GMB, the union for energy workers, is backing a call by Scottish Gas for the cost of renewable energy subsidies taken off utility bills and instead paid for by general taxation.
The Office for Budgetary Responsibility predicts that the ‘green’ surcharge which the UK’s 27 million households already pay is set to as much as treble over the next five years years to £250 per year.
Iain Conn, chief executive of Centrica, which owns Scottish Gas, said ‘green taxes’ are the main cause of rising household bills and wants the Government to meet the costs from general taxation.
GMB has long argued charging energy customers for green initiatives amounts to a regressive form of taxation.
Stuart Fegan, GMB National Officer for Energy, said: “Where energy subsidies of any sort can be shown to be justified and in the public interest, it’s clear they should be paid for out of general taxation.
“Hiking hard up customers’ energy bills is nothing more than an unfair and regressive green tax.
“Green subsidies on everybody’s energy bills are set to treble within 5 years to £10 per week.
“GMB is calling for this to be paid for through general taxation along with an urgent investigation into the wind power ‘racket’ that is lining the pockets of big companies at the expense of every single energy bill payer and household in the country.

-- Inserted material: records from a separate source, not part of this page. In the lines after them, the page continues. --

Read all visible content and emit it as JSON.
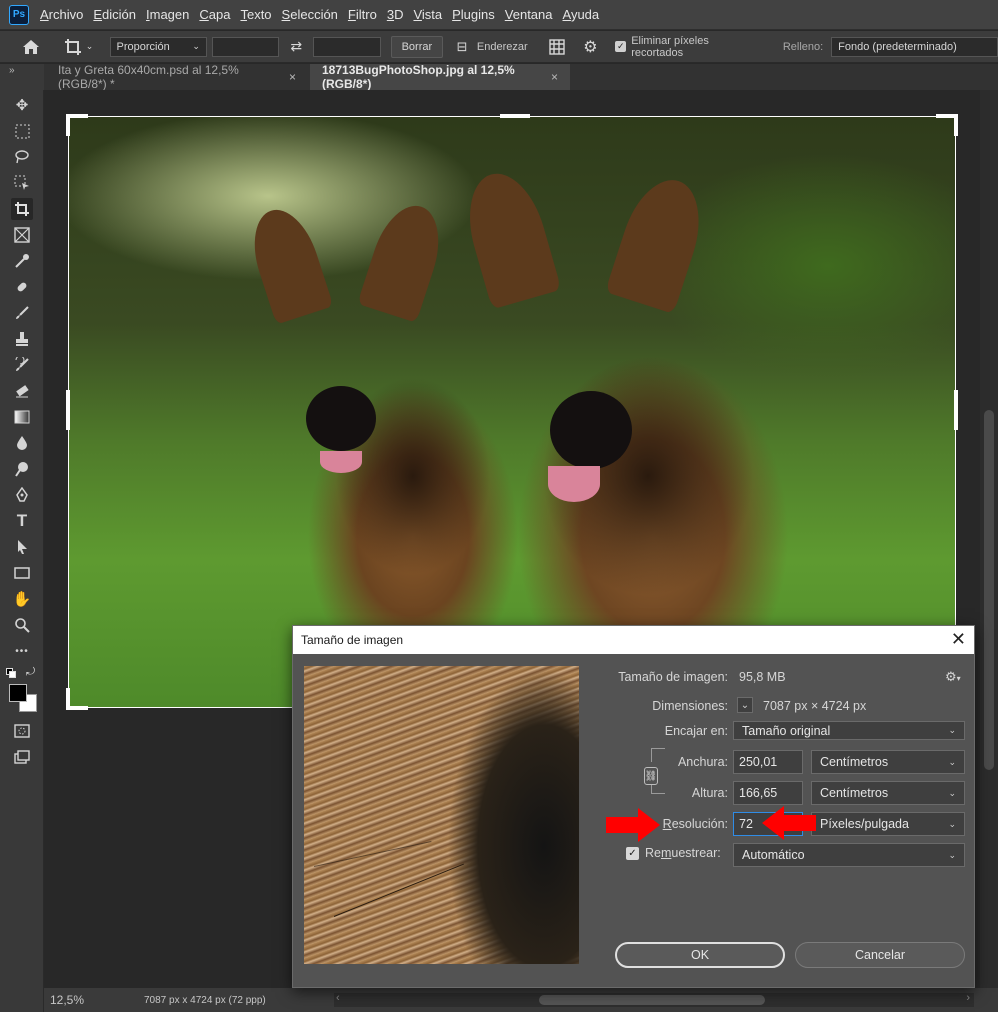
{
  "app": {
    "logo": "Ps",
    "menu": [
      {
        "label": "Archivo",
        "ul": "A",
        "rest": "rchivo"
      },
      {
        "label": "Edición",
        "ul": "E",
        "rest": "dición"
      },
      {
        "label": "Imagen",
        "ul": "I",
        "rest": "magen"
      },
      {
        "label": "Capa",
        "ul": "C",
        "rest": "apa"
      },
      {
        "label": "Texto",
        "ul": "T",
        "rest": "exto"
      },
      {
        "label": "Selección",
        "ul": "S",
        "rest": "elección"
      },
      {
        "label": "Filtro",
        "ul": "F",
        "rest": "iltro"
      },
      {
        "label": "3D",
        "ul": "3",
        "rest": "D"
      },
      {
        "label": "Vista",
        "ul": "V",
        "rest": "ista"
      },
      {
        "label": "Plugins",
        "ul": "P",
        "rest": "lugins"
      },
      {
        "label": "Ventana",
        "ul": "V",
        "rest": "entana"
      },
      {
        "label": "Ayuda",
        "ul": "A",
        "rest": "yuda"
      }
    ]
  },
  "options": {
    "ratio_select": "Proporción",
    "clear_button": "Borrar",
    "straighten_label": "Enderezar",
    "delete_cropped_label": "Eliminar píxeles recortados",
    "fill_label": "Relleno:",
    "fill_select": "Fondo (predeterminado)"
  },
  "tabs": {
    "panel_toggle": "»",
    "items": [
      {
        "label": "Ita y Greta 60x40cm.psd al 12,5% (RGB/8*) *",
        "close": "×"
      },
      {
        "label": "18713BugPhotoShop.jpg al 12,5% (RGB/8*)",
        "close": "×"
      }
    ]
  },
  "tools": {
    "more": "•••"
  },
  "status": {
    "zoom": "12,5%",
    "doc_info": "7087 px x 4724 px (72 ppp)",
    "chevron": "〉",
    "scroll_left": "‹",
    "scroll_right": "›"
  },
  "dialog": {
    "title": "Tamaño de imagen",
    "close": "✕",
    "image_size_label": "Tamaño de imagen:",
    "image_size_value": "95,8 MB",
    "dimensions_label": "Dimensiones:",
    "dimensions_value": "7087 px  ×  4724 px",
    "fit_label": "Encajar en:",
    "fit_value": "Tamaño original",
    "width_label": "Anchura:",
    "width_value": "250,01",
    "width_unit": "Centímetros",
    "height_label": "Altura:",
    "height_value": "166,65",
    "height_unit": "Centímetros",
    "resolution_label_ul": "R",
    "resolution_label_rest": "esolución:",
    "resolution_value": "72",
    "resolution_unit": "Píxeles/pulgada",
    "resample_label_ul": "Re",
    "resample_label_ul2": "m",
    "resample_label_rest": "uestrear:",
    "resample_value": "Automático",
    "ok": "OK",
    "cancel": "Cancelar"
  },
  "colors": {
    "accent_focus": "#2f8ce6",
    "annotation_arrow": "#ff0000"
  }
}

“Electricity is a natural monopoly and now the public are being ‘had over’ by paying twice through spiralling consumer energy bills and taxpayer hand outs.
“Each of the 27 million households in Britain has already had to ‘cough up’ to wind farmers for not producing any electricity, and that may be just the tip of the iceberg.”
Meanwhile, the head of Britain’s fastest growing independent energy supplier will today call for immediate action from Government and regulators to help millions of households trapped on punitive energy tariffs operated by the Big Six.
Bill Bullen, Chief Executive of Utilita Energy, says the Big Six energy providers deliberately under-cut new entrants to the market in a loss-leading strategy to attract new customers – while existing households are left stranded on high tariffs.
He is due to tell a fuel-poverty charity today: “In some cases, the discounts the Big Six are offering to attract new customers are greater than their operational expenditure to provide the service.
“So there would appear to be a case to suggest the Big Six are guilty of differential pricing. We believe that is illegal for dominant players.
“The effect of this is to undercut new entrants to the market, thus inhibiting the growth of competition – the very thing the Government and regulators say they want to encourage.”
22 Nov 2017